The coor­di­na­ti­on bet­ween pro­ject mana­gers and deve­lo­pers, archi­tects, buil­ders and SGS SA, which accom­pa­nies the cer­ti­fi­ca­ti­on pro­cess accord­ing to SNBS, lies in the hands of Jan Rüegg, pro­ject mana­ger for sus­tai­na­bi­li­ty at Win­ca­sa. He is the key con­tact for anything rela­ting to the sus­tai­na­bi­li­ty cer­ti­fi­ca­ti­on. He con­ver­ges all the threads. «My task is to gui­de the pro­cess to ensu­re qua­li­ty and keep an over­view», exp­lains Jan Rüegg. «I col­la­te all docu­ments, pre­pa­re them and sub­mit them to SGS. I am sup­por­ted in this by an engi­nee­ring firm that is expe­ri­en­ced with the cer­ti­fi­ca­ti­on.» After all, such a pro­cess requi­res ple­n­ty of exper­ti­se on all sides. To this end, the archi­tects have also been trai­ned as SNBS spe­cia­lists. Jor­ge Guil­len is one of them. He con­si­ders the gui­de­li­nes to be an asset: «In con­trast to many other cer­ti­fi­ca­ti­on pro­gram­mes, the Swiss Sus­tainab­le Buil­ding Stan­dards are very prac­ti­cal­ly ori­en­ted. The­re is no need to wri­te a sci­en­ti­fic paper to pro­vi­de evi­dence for a spe­ci­fic cri­ter­ion. In addi­ti­on, the col­la­bo­ra­ti­on with Win­ca­sa could not have gone any bet­ter. For examp­le, I make sug­ge­sti­ons for sus­tainab­le con­struc­tion mate­ri­als that are then checked accord­ing to SNBS spe­ci­fi­ca­ti­ons. Or Jan comes to me with ide­as that I can then explo­re for fea­si­bi­li­ty.» The deve­lo­per, pro­ject mana­ger and archi­tect can all agree that this is an exchan­ge that bene­fits the con­struc­tion and the pro­ject.

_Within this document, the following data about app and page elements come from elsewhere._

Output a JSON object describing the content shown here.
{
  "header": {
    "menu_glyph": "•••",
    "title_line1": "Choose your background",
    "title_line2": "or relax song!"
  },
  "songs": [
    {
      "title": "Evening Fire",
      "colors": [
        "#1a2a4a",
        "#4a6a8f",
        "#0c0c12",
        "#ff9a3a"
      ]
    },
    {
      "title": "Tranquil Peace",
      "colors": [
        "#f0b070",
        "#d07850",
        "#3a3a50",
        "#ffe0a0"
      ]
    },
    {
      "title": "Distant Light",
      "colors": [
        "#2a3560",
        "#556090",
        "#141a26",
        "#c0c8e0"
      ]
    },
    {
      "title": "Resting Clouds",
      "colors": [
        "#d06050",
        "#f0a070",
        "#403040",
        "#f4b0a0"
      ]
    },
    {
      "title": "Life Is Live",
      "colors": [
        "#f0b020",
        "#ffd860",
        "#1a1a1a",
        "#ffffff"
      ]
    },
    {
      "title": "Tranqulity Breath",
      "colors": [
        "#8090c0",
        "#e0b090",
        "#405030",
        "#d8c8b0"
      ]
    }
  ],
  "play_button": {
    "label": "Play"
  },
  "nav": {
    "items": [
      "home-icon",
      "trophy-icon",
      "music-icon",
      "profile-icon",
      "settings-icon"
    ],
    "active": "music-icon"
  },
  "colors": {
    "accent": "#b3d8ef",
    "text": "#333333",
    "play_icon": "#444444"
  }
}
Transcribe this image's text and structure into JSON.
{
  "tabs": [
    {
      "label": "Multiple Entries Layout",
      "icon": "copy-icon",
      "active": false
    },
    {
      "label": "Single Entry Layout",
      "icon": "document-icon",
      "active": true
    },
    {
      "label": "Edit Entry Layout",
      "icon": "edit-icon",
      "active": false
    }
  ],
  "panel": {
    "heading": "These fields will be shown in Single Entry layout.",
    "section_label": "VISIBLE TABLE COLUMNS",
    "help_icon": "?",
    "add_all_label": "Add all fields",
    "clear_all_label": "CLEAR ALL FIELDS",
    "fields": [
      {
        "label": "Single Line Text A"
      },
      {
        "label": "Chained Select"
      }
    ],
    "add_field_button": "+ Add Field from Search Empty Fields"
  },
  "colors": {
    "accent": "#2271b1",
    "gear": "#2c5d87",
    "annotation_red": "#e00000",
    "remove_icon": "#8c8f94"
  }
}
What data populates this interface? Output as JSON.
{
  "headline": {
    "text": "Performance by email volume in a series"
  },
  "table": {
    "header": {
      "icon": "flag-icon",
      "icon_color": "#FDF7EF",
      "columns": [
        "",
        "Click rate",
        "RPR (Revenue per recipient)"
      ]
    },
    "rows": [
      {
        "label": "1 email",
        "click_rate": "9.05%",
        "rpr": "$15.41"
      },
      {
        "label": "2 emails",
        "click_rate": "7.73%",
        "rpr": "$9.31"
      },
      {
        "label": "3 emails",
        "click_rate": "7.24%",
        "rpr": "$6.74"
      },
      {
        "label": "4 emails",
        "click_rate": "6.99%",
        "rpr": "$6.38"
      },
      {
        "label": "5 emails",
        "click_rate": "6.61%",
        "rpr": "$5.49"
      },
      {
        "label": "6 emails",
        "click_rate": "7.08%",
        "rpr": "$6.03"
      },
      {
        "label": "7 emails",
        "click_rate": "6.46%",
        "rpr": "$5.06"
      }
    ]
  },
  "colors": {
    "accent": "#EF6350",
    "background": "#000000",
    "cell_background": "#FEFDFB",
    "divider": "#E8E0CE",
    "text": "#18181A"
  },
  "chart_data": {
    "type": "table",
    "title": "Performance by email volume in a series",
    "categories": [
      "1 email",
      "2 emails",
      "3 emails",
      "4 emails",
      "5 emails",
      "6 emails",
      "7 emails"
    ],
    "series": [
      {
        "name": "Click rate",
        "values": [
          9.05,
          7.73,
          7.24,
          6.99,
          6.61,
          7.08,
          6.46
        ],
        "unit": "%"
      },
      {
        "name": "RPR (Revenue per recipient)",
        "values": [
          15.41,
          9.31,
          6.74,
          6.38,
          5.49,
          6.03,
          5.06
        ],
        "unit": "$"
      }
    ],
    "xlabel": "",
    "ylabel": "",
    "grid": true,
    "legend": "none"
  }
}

The coor­di­na­ti­on bet­ween pro­ject mana­gers and deve­lo­pers, archi­tects, buil­ders and SGS SA, which accom­pa­nies the cer­ti­fi­ca­ti­on pro­cess accord­ing to SNBS, lies in the hands of Jan Rüegg, pro­ject mana­ger for sus­tai­na­bi­li­ty at Win­ca­sa (right).

But why spe­ci­fi­cal­ly SNBS? The­re are other estab­lished sus­tai­na­bi­li­ty cer­ti­fi­ca­ti­ons such as Miner­gie or LEED. «First­ly, SNBS is a Swiss cer­ti­fi­ca­ti­on that is based on Swiss law», exp­lains Jan Rüegg. «In addi­ti­on, other cer­ti­fi­ca­ti­ons con­cen­tra­te sole­ly on ener­gy con­sump­ti­on and the buil­ding enve­lo­pe. Swiss Prime Site Immo­bi­li­en wan­ted a holi­stic approach and thus deci­ded to go with SNBS.» Jean Megow nods and adds: «The who­le area is alrea­dy Miner­gie cer­ti­fied. We’re now adding ano­t­her com­pre­hen­si­ve cer­ti­fi­ca­ti­on.»

Achie­ve more than others. This aspi­ra­ti­on is cha­rac­te­ri­stic of Swiss Prime Site Immo­bi­li­en. And which city could pos­si­b­ly be bet­ter for making a state­ment about world­wi­de cli­ma­te poli­cy than Gene­va, the European head­quar­ters of the United Nati­ons? A state­ment that is 16 storeys high and SNBS cer­ti­fied.